▼

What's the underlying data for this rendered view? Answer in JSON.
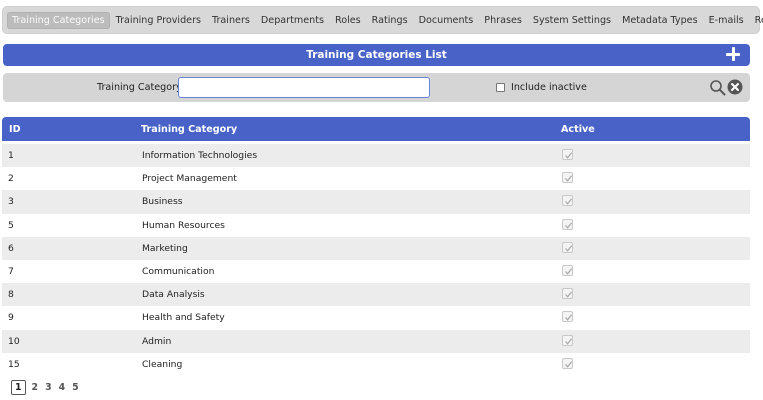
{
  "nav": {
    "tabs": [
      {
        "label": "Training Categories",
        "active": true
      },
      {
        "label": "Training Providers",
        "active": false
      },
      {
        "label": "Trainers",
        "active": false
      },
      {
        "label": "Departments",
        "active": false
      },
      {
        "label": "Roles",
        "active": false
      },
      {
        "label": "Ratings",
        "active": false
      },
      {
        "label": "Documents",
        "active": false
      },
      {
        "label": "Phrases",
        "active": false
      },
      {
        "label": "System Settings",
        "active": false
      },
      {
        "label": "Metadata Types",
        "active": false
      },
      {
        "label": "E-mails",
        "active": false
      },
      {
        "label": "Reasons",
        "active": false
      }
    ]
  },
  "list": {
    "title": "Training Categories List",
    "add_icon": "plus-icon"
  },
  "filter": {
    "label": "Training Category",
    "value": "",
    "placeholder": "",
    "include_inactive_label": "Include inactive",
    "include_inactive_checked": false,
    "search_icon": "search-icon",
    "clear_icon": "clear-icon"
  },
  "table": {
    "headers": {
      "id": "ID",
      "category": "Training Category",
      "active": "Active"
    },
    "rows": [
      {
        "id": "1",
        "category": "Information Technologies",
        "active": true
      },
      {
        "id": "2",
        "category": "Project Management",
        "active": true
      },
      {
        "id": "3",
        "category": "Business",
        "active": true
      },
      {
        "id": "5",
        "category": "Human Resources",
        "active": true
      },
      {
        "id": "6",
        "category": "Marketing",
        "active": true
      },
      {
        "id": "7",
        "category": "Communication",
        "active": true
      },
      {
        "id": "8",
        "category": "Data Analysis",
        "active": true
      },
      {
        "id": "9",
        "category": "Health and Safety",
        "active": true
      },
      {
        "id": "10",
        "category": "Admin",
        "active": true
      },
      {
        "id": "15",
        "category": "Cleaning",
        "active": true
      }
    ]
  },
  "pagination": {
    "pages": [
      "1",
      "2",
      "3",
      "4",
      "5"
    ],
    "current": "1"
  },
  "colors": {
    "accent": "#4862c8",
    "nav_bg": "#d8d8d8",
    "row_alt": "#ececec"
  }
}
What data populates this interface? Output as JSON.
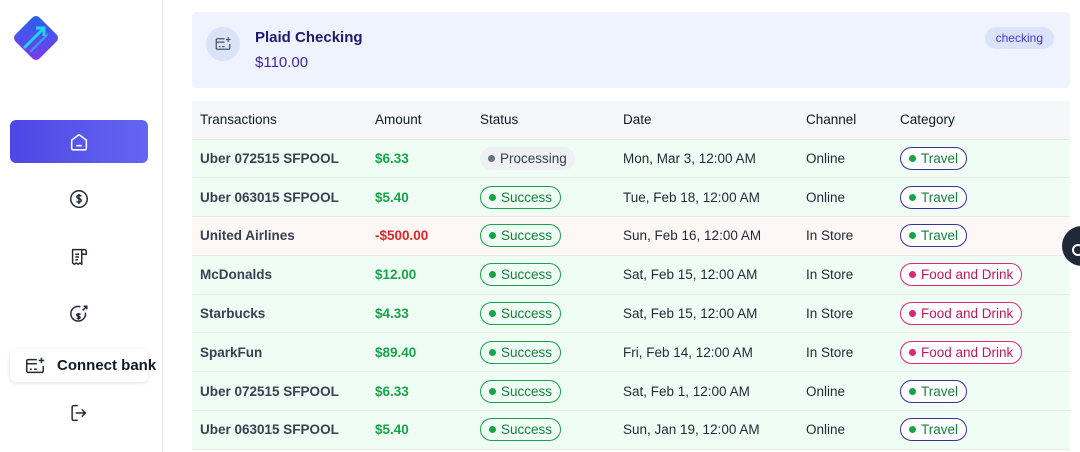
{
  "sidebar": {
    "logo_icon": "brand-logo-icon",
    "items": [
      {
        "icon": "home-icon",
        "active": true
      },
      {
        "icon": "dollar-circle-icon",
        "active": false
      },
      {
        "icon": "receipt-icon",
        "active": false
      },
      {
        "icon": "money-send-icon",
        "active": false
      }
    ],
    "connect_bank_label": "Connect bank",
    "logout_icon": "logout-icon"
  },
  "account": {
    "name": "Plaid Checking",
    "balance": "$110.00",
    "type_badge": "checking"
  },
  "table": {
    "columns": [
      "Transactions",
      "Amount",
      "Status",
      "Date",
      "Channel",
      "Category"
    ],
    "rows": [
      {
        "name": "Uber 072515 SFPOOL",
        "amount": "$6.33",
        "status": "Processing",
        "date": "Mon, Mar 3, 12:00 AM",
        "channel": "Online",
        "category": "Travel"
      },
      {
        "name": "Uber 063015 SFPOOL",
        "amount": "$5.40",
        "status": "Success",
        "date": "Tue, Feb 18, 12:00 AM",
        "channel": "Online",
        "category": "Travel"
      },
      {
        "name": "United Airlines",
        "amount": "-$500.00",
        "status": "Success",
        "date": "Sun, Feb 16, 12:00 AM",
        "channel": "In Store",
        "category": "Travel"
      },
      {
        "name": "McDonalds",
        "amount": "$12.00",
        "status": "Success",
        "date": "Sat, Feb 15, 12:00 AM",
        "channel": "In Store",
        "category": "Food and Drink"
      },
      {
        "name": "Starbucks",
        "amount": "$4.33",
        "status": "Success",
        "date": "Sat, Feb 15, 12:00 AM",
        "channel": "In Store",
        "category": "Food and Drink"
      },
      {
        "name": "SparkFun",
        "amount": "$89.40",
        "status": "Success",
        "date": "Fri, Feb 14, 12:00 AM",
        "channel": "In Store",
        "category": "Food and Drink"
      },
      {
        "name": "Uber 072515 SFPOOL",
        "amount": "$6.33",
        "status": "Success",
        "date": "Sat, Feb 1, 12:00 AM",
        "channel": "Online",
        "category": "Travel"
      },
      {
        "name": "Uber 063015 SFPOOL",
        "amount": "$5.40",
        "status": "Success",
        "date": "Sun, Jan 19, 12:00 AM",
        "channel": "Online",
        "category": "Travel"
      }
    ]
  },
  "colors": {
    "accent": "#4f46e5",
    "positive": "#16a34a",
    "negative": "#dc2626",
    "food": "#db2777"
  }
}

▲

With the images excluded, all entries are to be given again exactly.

▶ **EXERCISE OUTPUT**
What's the underlying data for this rendered view? Answer in JSON.
{
  "nav": {
    "tabs": [
      {
        "label": "Training Categories",
        "active": true
      },
      {
        "label": "Training Providers",
        "active": false
      },
      {
        "label": "Trainers",
        "active": false
      },
      {
        "label": "Departments",
        "active": false
      },
      {
        "label": "Roles",
        "active": false
      },
      {
        "label": "Ratings",
        "active": false
      },
      {
        "label": "Documents",
        "active": false
      },
      {
        "label": "Phrases",
        "active": false
      },
      {
        "label": "System Settings",
        "active": false
      },
      {
        "label": "Metadata Types",
        "active": false
      },
      {
        "label": "E-mails",
        "active": false
      },
      {
        "label": "Reasons",
        "active": false
      }
    ]
  },
  "list": {
    "title": "Training Categories List",
    "add_icon": "plus-icon"
  },
  "filter": {
    "label": "Training Category",
    "value": "",
    "placeholder": "",
    "include_inactive_label": "Include inactive",
    "include_inactive_checked": false,
    "search_icon": "search-icon",
    "clear_icon": "clear-icon"
  },
  "table": {
    "headers": {
      "id": "ID",
      "category": "Training Category",
      "active": "Active"
    },
    "rows": [
      {
        "id": "1",
        "category": "Information Technologies",
        "active": true
      },
      {
        "id": "2",
        "category": "Project Management",
        "active": true
      },
      {
        "id": "3",
        "category": "Business",
        "active": true
      },
      {
        "id": "5",
        "category": "Human Resources",
        "active": true
      },
      {
        "id": "6",
        "category": "Marketing",
        "active": true
      },
      {
        "id": "7",
        "category": "Communication",
        "active": true
      },
      {
        "id": "8",
        "category": "Data Analysis",
        "active": true
      },
      {
        "id": "9",
        "category": "Health and Safety",
        "active": true
      },
      {
        "id": "10",
        "category": "Admin",
        "active": true
      },
      {
        "id": "15",
        "category": "Cleaning",
        "active": true
      }
    ]
  },
  "pagination": {
    "pages": [
      "1",
      "2",
      "3",
      "4",
      "5"
    ],
    "current": "1"
  },
  "colors": {
    "accent": "#4862c8",
    "nav_bg": "#d8d8d8",
    "row_alt": "#ececec"
  }
}
What data populates this interface? Output as JSON.
{
  "sidebar": {
    "logo_icon": "brand-logo-icon",
    "items": [
      {
        "icon": "home-icon",
        "active": true
      },
      {
        "icon": "dollar-circle-icon",
        "active": false
      },
      {
        "icon": "receipt-icon",
        "active": false
      },
      {
        "icon": "money-send-icon",
        "active": false
      }
    ],
    "connect_bank_label": "Connect bank",
    "logout_icon": "logout-icon"
  },
  "account": {
    "name": "Plaid Checking",
    "balance": "$110.00",
    "type_badge": "checking"
  },
  "table": {
    "columns": [
      "Transactions",
      "Amount",
      "Status",
      "Date",
      "Channel",
      "Category"
    ],
    "rows": [
      {
        "name": "Uber 072515 SFPOOL",
        "amount": "$6.33",
        "status": "Processing",
        "date": "Mon, Mar 3, 12:00 AM",
        "channel": "Online",
        "category": "Travel"
      },
      {
        "name": "Uber 063015 SFPOOL",
        "amount": "$5.40",
        "status": "Success",
        "date": "Tue, Feb 18, 12:00 AM",
        "channel": "Online",
        "category": "Travel"
      },
      {
        "name": "United Airlines",
        "amount": "-$500.00",
        "status": "Success",
        "date": "Sun, Feb 16, 12:00 AM",
        "channel": "In Store",
        "category": "Travel"
      },
      {
        "name": "McDonalds",
        "amount": "$12.00",
        "status": "Success",
        "date": "Sat, Feb 15, 12:00 AM",
        "channel": "In Store",
        "category": "Food and Drink"
      },
      {
        "name": "Starbucks",
        "amount": "$4.33",
        "status": "Success",
        "date": "Sat, Feb 15, 12:00 AM",
        "channel": "In Store",
        "category": "Food and Drink"
      },
      {
        "name": "SparkFun",
        "amount": "$89.40",
        "status": "Success",
        "date": "Fri, Feb 14, 12:00 AM",
        "channel": "In Store",
        "category": "Food and Drink"
      },
      {
        "name": "Uber 072515 SFPOOL",
        "amount": "$6.33",
        "status": "Success",
        "date": "Sat, Feb 1, 12:00 AM",
        "channel": "Online",
        "category": "Travel"
      },
      {
        "name": "Uber 063015 SFPOOL",
        "amount": "$5.40",
        "status": "Success",
        "date": "Sun, Jan 19, 12:00 AM",
        "channel": "Online",
        "category": "Travel"
      }
    ]
  },
  "colors": {
    "accent": "#4f46e5",
    "positive": "#16a34a",
    "negative": "#dc2626",
    "food": "#db2777"
  }
}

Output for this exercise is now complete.